*Problem requirements*. Wherever the word "icon" shows up in the data, report the line it sits in.

■ ■ ■

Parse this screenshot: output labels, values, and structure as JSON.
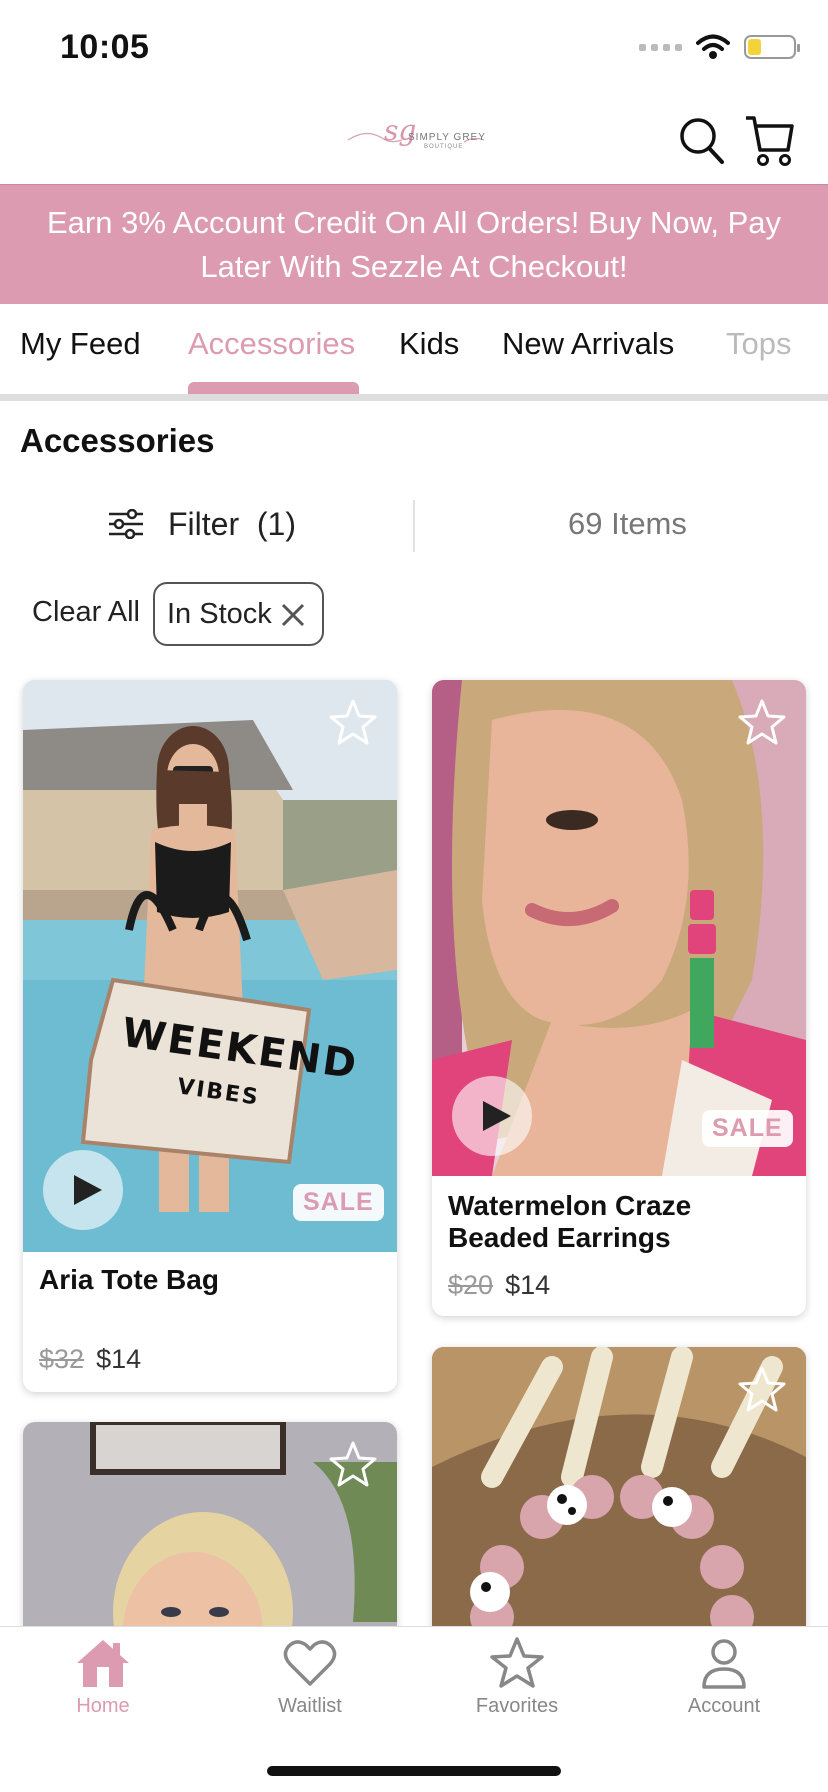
{
  "status_bar": {
    "time": "10:05"
  },
  "header": {
    "logo_script": "sg",
    "logo_text": "SIMPLY GREY",
    "logo_sub": "BOUTIQUE"
  },
  "promo": {
    "text": "Earn 3% Account Credit On All Orders! Buy Now, Pay Later With Sezzle At Checkout!"
  },
  "tabs": [
    {
      "label": "My Feed",
      "active": false
    },
    {
      "label": "Accessories",
      "active": true
    },
    {
      "label": "Kids",
      "active": false
    },
    {
      "label": "New Arrivals",
      "active": false
    },
    {
      "label": "Tops",
      "active": false
    }
  ],
  "section": {
    "title": "Accessories",
    "filter_label": "Filter",
    "filter_count": "(1)",
    "item_count": "69 Items",
    "clear_all": "Clear All",
    "active_filter": "In Stock"
  },
  "products": [
    {
      "name": "Aria Tote Bag",
      "old_price": "$32",
      "price": "$14",
      "sale_badge": "SALE",
      "has_video": true,
      "bag_text_1": "WEEKEND",
      "bag_text_2": "VIBES"
    },
    {
      "name": "Watermelon Craze Beaded Earrings",
      "old_price": "$20",
      "price": "$14",
      "sale_badge": "SALE",
      "has_video": true
    },
    {
      "name": "",
      "partial": true
    },
    {
      "name": "",
      "partial": true
    }
  ],
  "bottom_nav": [
    {
      "label": "Home",
      "icon": "home-icon",
      "active": true
    },
    {
      "label": "Waitlist",
      "icon": "heart-icon",
      "active": false
    },
    {
      "label": "Favorites",
      "icon": "star-icon",
      "active": false
    },
    {
      "label": "Account",
      "icon": "person-icon",
      "active": false
    }
  ],
  "colors": {
    "brand_pink": "#dc9bb1",
    "text": "#111111",
    "muted": "#888888"
  }
}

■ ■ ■

*Answer area*.
      "icon": "home-icon",
      "icon": "heart-icon",
      "icon": "star-icon",
      "icon": "person-icon",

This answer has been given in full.